By Dr. Mercola

You may be aware that bees are dying in large numbers across the globe, courtesy of the ever-increasing presence of toxins in our environment. But did you know that the monarch butterfly is also becoming endangered, and for the same reason?

As reported by the New York Times:1

“Hoping to focus attention on the plight of the monarch butterfly at a North American summit meeting… a group of prominent scientists and writers urged the leaders of Mexico, the United States and Canada to commit to restoring the habitat that supports the insect’s extraordinary migration across the continent.

Calling the situation facing the butterfly ‘grim,’ the group issued a letter that outlined a proposal to plant milkweed, the monarch caterpillar’s only food source, along its migratory route in Canada and the United States.”

Immediate Action Needed to Save the Monarch Butterfly

One of the major reasons for the dramatically diminishing numbers of monarch butterflies is that so many of the milkweed plants typically present in fields have been eliminated as farmers have switched over to planting genetically engineered corn and soy. (Land areas used to grow corn in the US have expanded by about 25 percent since 2007.)

The proposal calls for planting milkweed all along the migratory path through the US; between fields, in ditches, along roadsides, and in public areas, to ensure sufficient food for the monarchs, and a place to lay their eggs. The group also recommends subsidizing farmers who do not use herbicides on their land.

The Natural Resources Defense Council (NRDC) is also petitioning the US Environmental Protection Agency (EPA) to implement tougher rules for the weed killer glyphosate, and to do so sooner rather than later.

The agency is scheduled to complete a review of glyphosate rules next year, but the NRDC is asking the EPA to take immediate action, given the rapid decline of the monarchs.
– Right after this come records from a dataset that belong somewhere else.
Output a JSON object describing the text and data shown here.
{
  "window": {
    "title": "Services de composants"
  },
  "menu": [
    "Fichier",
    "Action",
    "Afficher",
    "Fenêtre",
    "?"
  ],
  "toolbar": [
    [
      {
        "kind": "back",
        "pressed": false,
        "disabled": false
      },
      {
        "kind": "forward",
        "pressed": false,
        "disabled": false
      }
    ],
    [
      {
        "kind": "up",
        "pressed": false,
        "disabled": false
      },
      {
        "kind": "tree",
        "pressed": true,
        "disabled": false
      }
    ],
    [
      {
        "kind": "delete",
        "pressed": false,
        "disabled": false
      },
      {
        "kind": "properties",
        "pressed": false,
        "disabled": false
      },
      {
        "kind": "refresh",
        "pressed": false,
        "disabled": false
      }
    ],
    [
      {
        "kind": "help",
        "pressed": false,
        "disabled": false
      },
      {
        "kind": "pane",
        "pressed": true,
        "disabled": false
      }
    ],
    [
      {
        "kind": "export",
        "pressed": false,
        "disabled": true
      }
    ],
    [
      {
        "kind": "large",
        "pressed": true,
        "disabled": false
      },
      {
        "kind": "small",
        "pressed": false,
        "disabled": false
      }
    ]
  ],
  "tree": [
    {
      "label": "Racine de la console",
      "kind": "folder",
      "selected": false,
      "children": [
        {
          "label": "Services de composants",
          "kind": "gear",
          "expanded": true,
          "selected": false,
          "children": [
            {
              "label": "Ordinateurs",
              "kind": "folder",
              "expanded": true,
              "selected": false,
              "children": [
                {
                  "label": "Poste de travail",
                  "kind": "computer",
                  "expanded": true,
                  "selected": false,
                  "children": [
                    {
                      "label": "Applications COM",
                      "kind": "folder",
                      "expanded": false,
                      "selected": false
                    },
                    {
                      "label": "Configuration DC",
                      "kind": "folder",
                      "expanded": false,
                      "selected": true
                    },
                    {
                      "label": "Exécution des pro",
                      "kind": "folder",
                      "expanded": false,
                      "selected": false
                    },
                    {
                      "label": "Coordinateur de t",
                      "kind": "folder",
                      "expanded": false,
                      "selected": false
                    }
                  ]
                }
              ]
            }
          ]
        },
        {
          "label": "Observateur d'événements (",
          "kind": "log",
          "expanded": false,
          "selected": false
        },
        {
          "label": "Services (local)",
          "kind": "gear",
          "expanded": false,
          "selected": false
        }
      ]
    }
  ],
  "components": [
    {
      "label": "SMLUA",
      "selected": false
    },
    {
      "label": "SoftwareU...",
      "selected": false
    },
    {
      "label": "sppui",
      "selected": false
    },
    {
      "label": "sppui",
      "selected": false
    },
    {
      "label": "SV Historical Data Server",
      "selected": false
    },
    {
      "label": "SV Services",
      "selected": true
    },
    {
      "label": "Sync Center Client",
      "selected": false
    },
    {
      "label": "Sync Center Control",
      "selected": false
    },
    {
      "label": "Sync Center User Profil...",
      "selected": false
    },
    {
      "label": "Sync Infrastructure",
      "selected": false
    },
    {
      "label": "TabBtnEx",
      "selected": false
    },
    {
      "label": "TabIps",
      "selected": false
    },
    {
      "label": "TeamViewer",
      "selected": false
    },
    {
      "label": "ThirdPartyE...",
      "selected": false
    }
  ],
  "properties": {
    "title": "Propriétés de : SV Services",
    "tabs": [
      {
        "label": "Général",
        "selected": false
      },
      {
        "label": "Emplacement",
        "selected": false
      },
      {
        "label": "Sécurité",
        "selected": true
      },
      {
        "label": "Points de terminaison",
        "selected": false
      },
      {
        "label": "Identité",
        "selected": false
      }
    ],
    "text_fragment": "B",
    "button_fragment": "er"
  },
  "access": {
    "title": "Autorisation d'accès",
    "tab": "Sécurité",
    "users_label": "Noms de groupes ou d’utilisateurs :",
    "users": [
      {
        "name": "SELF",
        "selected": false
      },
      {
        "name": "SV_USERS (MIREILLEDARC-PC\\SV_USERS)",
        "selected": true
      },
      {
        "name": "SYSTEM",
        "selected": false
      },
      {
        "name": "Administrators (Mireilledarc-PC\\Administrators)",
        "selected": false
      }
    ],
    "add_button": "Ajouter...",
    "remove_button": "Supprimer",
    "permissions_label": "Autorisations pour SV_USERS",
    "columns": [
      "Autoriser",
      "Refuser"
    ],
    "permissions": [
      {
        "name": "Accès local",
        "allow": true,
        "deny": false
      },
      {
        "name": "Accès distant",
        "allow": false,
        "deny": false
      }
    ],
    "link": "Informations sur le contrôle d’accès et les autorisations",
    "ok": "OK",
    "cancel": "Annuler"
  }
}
As reported by the Los Angeles Times:2

“The petition asks the EPA to consider preventing the use of glyphosate and other weed killers along highways and utility rights of way where milkweed could grow freely without interfering with maintenance or emergency crews.
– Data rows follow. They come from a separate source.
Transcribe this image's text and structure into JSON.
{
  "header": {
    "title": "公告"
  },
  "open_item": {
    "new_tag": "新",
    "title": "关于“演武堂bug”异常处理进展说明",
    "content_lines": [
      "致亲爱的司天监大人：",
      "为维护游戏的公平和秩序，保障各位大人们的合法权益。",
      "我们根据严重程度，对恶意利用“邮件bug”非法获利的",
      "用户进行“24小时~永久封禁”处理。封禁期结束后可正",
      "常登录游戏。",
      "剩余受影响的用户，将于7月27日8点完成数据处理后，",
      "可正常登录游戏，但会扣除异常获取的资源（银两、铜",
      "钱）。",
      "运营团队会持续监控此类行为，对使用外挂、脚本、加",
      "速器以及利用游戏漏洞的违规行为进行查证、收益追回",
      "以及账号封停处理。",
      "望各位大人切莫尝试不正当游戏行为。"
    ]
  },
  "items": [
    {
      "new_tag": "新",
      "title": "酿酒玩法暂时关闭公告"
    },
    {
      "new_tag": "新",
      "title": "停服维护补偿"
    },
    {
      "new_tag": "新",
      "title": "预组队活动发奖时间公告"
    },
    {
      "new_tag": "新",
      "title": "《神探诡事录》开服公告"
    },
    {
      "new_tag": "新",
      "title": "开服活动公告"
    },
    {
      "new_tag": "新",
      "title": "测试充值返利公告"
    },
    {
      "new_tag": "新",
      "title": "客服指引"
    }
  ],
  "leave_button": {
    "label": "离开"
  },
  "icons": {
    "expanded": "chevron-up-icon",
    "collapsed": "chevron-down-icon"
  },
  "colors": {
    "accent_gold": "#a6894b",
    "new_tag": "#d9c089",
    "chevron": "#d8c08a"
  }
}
It also asks that farmers be required to establish herbicide-free safety zones in or around their fields, and urges the EPA to ensure that any new safeguards on glyphosate don’t lead simply to more use of other weed killers that would be equally bad for monarchs and may pose health risks.”

The Plight of the Monarchs
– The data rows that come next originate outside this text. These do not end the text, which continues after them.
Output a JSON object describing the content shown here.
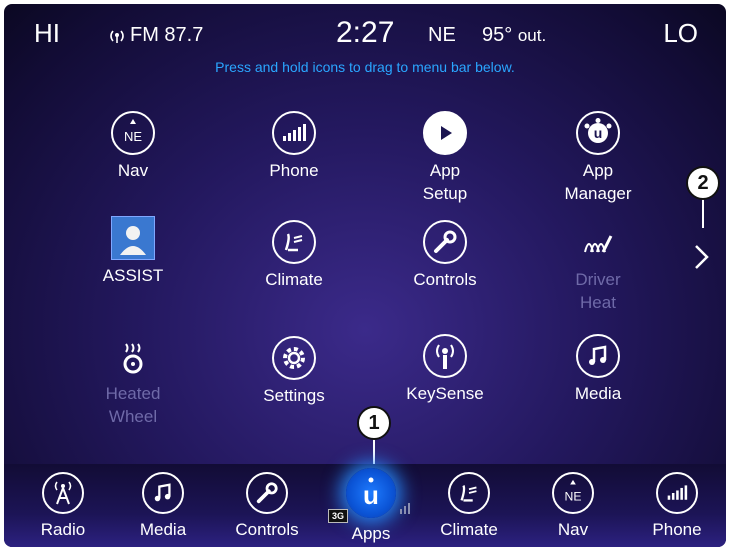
{
  "status_bar": {
    "hi_label": "HI",
    "lo_label": "LO",
    "radio_icon": "radio-signal-icon",
    "radio_station": "FM 87.7",
    "time": "2:27",
    "compass": "NE",
    "outside_temp": "95°",
    "outside_temp_suffix": "out."
  },
  "hint_text": "Press and hold icons to drag to menu bar below.",
  "apps": [
    {
      "label": "Nav",
      "icon": "nav-compass-icon"
    },
    {
      "label": "Phone",
      "icon": "phone-signal-icon"
    },
    {
      "label": "App\nSetup",
      "icon": "app-setup-icon"
    },
    {
      "label": "App\nManager",
      "icon": "app-manager-icon"
    },
    {
      "label": "ASSIST",
      "icon": "assist-icon"
    },
    {
      "label": "Climate",
      "icon": "climate-icon"
    },
    {
      "label": "Controls",
      "icon": "wrench-icon"
    },
    {
      "label": "Driver\nHeat",
      "icon": "seat-heat-icon",
      "disabled": true
    },
    {
      "label": "Heated\nWheel",
      "icon": "heated-wheel-icon",
      "disabled": true
    },
    {
      "label": "Settings",
      "icon": "gear-icon"
    },
    {
      "label": "KeySense",
      "icon": "keysense-icon"
    },
    {
      "label": "Media",
      "icon": "music-note-icon"
    }
  ],
  "dock": [
    {
      "label": "Radio",
      "icon": "radio-tower-icon"
    },
    {
      "label": "Media",
      "icon": "music-note-icon"
    },
    {
      "label": "Controls",
      "icon": "wrench-icon"
    },
    {
      "label": "Apps",
      "icon": "uconnect-apps-icon",
      "active": true
    },
    {
      "label": "Climate",
      "icon": "climate-icon"
    },
    {
      "label": "Nav",
      "icon": "nav-compass-icon"
    },
    {
      "label": "Phone",
      "icon": "phone-signal-icon"
    }
  ],
  "badges": {
    "network": "3G"
  },
  "callouts": [
    "1",
    "2"
  ],
  "compass_letters": "NE",
  "uconnect_letter": "u",
  "colors": {
    "hint": "#2aa6ff",
    "disabled": "#6f6aa8",
    "apps_glow": "#1e7bff"
  }
}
A recent article in the World Post,3 written by Mexican environmental activist Homero Aridjis, sheds further light on just how dire the situation is. Having spent every childhood winter in Contepec, Michoacan admiring the arriving flocks of monarchs, he has personally noticed the dramatic decline in the gorgeous orange and black butterflies.

In 1986, Aridjis petitioned the Mexican President to protect monarch habitats, which resulted in the creation of the Monarch Butterfly Special Biosphere Reserve. In 2000, the reserve was enlarged, and additional protection was added for other butterfly colonies as well. Mexico has also set limitations on logging in and around the butterfly reserve, to help preserve the butterfly population. Alas, such measures are not enough.

As Aridjis notes, excessive use of toxic agricultural chemicals across America’s Corn Belt plays an absolutely critical role in the declining numbers of these beautiful creatures, as each year the butterflies migrate through this area of the US.

Milkweed,4 a perennial plant that used to be common across American prairies, is the only plant on which the adult monarch will lay its eggs. Once the larvae hatches, the caterpillar will eat the plant. Without milkweed along its migratory path, the monarch cannot reproduce. Aridjis writes:5